WORK REQUIRED - Return every line below exactly.

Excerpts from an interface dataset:
↓
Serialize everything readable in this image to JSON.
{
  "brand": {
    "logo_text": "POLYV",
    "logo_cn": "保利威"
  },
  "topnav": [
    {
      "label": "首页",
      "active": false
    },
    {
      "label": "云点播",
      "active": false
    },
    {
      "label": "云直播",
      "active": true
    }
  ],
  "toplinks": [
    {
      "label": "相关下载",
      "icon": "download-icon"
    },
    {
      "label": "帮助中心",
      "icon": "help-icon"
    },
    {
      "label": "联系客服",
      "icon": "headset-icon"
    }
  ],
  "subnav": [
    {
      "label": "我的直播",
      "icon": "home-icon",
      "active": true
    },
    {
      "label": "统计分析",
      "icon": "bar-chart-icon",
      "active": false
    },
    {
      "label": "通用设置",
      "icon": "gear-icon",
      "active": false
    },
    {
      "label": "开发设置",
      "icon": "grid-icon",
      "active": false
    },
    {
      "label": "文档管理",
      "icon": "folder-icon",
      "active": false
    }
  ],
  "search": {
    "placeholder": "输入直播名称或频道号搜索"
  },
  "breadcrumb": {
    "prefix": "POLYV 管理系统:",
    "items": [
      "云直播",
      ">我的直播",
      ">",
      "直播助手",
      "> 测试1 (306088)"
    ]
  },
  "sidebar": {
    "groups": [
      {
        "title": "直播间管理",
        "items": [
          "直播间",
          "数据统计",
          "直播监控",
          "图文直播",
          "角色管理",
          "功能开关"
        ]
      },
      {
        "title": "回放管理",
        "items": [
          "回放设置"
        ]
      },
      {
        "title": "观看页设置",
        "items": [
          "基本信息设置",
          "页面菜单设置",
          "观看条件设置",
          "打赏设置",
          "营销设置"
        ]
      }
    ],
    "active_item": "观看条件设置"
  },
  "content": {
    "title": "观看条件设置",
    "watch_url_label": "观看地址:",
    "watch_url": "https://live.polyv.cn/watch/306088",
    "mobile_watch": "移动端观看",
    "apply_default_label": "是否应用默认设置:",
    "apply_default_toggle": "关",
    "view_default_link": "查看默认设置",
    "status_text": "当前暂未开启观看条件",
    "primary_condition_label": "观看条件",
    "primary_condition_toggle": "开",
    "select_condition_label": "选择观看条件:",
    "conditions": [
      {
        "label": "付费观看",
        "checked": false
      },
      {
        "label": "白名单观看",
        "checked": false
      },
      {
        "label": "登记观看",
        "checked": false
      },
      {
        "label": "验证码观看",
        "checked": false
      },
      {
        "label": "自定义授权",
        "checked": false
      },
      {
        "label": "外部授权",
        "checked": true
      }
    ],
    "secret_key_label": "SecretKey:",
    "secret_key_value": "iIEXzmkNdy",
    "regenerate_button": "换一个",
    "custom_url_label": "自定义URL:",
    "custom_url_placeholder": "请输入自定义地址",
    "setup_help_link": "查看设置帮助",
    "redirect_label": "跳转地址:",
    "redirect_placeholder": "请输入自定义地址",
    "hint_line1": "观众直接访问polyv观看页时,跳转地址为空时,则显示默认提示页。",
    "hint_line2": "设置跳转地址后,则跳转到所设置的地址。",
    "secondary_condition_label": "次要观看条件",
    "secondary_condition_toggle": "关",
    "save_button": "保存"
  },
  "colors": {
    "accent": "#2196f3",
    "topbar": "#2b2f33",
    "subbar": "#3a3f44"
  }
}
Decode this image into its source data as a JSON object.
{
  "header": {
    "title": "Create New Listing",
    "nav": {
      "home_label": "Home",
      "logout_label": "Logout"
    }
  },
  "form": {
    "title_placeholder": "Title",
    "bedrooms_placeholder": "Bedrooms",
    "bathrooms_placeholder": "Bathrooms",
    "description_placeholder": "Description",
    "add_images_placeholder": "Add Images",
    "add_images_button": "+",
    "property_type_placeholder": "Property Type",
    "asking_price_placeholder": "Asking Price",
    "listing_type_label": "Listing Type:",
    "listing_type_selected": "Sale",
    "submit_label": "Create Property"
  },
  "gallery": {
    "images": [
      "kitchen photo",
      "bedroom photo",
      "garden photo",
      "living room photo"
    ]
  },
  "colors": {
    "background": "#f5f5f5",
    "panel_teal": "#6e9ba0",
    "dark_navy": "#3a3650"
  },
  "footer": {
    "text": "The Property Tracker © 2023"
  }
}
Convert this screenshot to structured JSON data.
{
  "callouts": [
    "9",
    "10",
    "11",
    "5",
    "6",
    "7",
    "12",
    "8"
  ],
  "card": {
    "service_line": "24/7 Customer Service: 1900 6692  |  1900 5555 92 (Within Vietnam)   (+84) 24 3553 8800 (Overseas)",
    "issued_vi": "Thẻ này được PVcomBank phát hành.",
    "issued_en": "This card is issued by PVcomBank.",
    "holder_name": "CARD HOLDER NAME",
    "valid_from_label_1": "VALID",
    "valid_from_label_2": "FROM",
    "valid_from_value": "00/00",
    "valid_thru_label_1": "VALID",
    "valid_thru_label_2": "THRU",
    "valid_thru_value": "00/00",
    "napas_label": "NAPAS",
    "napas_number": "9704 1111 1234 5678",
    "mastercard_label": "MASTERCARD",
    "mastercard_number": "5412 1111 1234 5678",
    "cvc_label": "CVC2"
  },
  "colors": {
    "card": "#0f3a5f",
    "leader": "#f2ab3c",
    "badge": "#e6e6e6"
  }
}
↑
SOLVED PROBLEM -
Serialize everything readable in this image to JSON.
{
  "brand": {
    "logo_text": "POLYV",
    "logo_cn": "保利威"
  },
  "topnav": [
    {
      "label": "首页",
      "active": false
    },
    {
      "label": "云点播",
      "active": false
    },
    {
      "label": "云直播",
      "active": true
    }
  ],
  "toplinks": [
    {
      "label": "相关下载",
      "icon": "download-icon"
    },
    {
      "label": "帮助中心",
      "icon": "help-icon"
    },
    {
      "label": "联系客服",
      "icon": "headset-icon"
    }
  ],
  "subnav": [
    {
      "label": "我的直播",
      "icon": "home-icon",
      "active": true
    },
    {
      "label": "统计分析",
      "icon": "bar-chart-icon",
      "active": false
    },
    {
      "label": "通用设置",
      "icon": "gear-icon",
      "active": false
    },
    {
      "label": "开发设置",
      "icon": "grid-icon",
      "active": false
    },
    {
      "label": "文档管理",
      "icon": "folder-icon",
      "active": false
    }
  ],
  "search": {
    "placeholder": "输入直播名称或频道号搜索"
  },
  "breadcrumb": {
    "prefix": "POLYV 管理系统:",
    "items": [
      "云直播",
      ">我的直播",
      ">",
      "直播助手",
      "> 测试1 (306088)"
    ]
  },
  "sidebar": {
    "groups": [
      {
        "title": "直播间管理",
        "items": [
          "直播间",
          "数据统计",
          "直播监控",
          "图文直播",
          "角色管理",
          "功能开关"
        ]
      },
      {
        "title": "回放管理",
        "items": [
          "回放设置"
        ]
      },
      {
        "title": "观看页设置",
        "items": [
          "基本信息设置",
          "页面菜单设置",
          "观看条件设置",
          "打赏设置",
          "营销设置"
        ]
      }
    ],
    "active_item": "观看条件设置"
  },
  "content": {
    "title": "观看条件设置",
    "watch_url_label": "观看地址:",
    "watch_url": "https://live.polyv.cn/watch/306088",
    "mobile_watch": "移动端观看",
    "apply_default_label": "是否应用默认设置:",
    "apply_default_toggle": "关",
    "view_default_link": "查看默认设置",
    "status_text": "当前暂未开启观看条件",
    "primary_condition_label": "观看条件",
    "primary_condition_toggle": "开",
    "select_condition_label": "选择观看条件:",
    "conditions": [
      {
        "label": "付费观看",
        "checked": false
      },
      {
        "label": "白名单观看",
        "checked": false
      },
      {
        "label": "登记观看",
        "checked": false
      },
      {
        "label": "验证码观看",
        "checked": false
      },
      {
        "label": "自定义授权",
        "checked": false
      },
      {
        "label": "外部授权",
        "checked": true
      }
    ],
    "secret_key_label": "SecretKey:",
    "secret_key_value": "iIEXzmkNdy",
    "regenerate_button": "换一个",
    "custom_url_label": "自定义URL:",
    "custom_url_placeholder": "请输入自定义地址",
    "setup_help_link": "查看设置帮助",
    "redirect_label": "跳转地址:",
    "redirect_placeholder": "请输入自定义地址",
    "hint_line1": "观众直接访问polyv观看页时,跳转地址为空时,则显示默认提示页。",
    "hint_line2": "设置跳转地址后,则跳转到所设置的地址。",
    "secondary_condition_label": "次要观看条件",
    "secondary_condition_toggle": "关",
    "save_button": "保存"
  },
  "colors": {
    "accent": "#2196f3",
    "topbar": "#2b2f33",
    "subbar": "#3a3f44"
  }
}
Decode this image into its source data as a JSON object.
{
  "header": {
    "title": "Create New Listing",
    "nav": {
      "home_label": "Home",
      "logout_label": "Logout"
    }
  },
  "form": {
    "title_placeholder": "Title",
    "bedrooms_placeholder": "Bedrooms",
    "bathrooms_placeholder": "Bathrooms",
    "description_placeholder": "Description",
    "add_images_placeholder": "Add Images",
    "add_images_button": "+",
    "property_type_placeholder": "Property Type",
    "asking_price_placeholder": "Asking Price",
    "listing_type_label": "Listing Type:",
    "listing_type_selected": "Sale",
    "submit_label": "Create Property"
  },
  "gallery": {
    "images": [
      "kitchen photo",
      "bedroom photo",
      "garden photo",
      "living room photo"
    ]
  },
  "colors": {
    "background": "#f5f5f5",
    "panel_teal": "#6e9ba0",
    "dark_navy": "#3a3650"
  },
  "footer": {
    "text": "The Property Tracker © 2023"
  }
}
Convert this screenshot to structured JSON data.
{
  "callouts": [
    "9",
    "10",
    "11",
    "5",
    "6",
    "7",
    "12",
    "8"
  ],
  "card": {
    "service_line": "24/7 Customer Service: 1900 6692  |  1900 5555 92 (Within Vietnam)   (+84) 24 3553 8800 (Overseas)",
    "issued_vi": "Thẻ này được PVcomBank phát hành.",
    "issued_en": "This card is issued by PVcomBank.",
    "holder_name": "CARD HOLDER NAME",
    "valid_from_label_1": "VALID",
    "valid_from_label_2": "FROM",
    "valid_from_value": "00/00",
    "valid_thru_label_1": "VALID",
    "valid_thru_label_2": "THRU",
    "valid_thru_value": "00/00",
    "napas_label": "NAPAS",
    "napas_number": "9704 1111 1234 5678",
    "mastercard_label": "MASTERCARD",
    "mastercard_number": "5412 1111 1234 5678",
    "cvc_label": "CVC2"
  },
  "colors": {
    "card": "#0f3a5f",
    "leader": "#f2ab3c",
    "badge": "#e6e6e6"
  }
}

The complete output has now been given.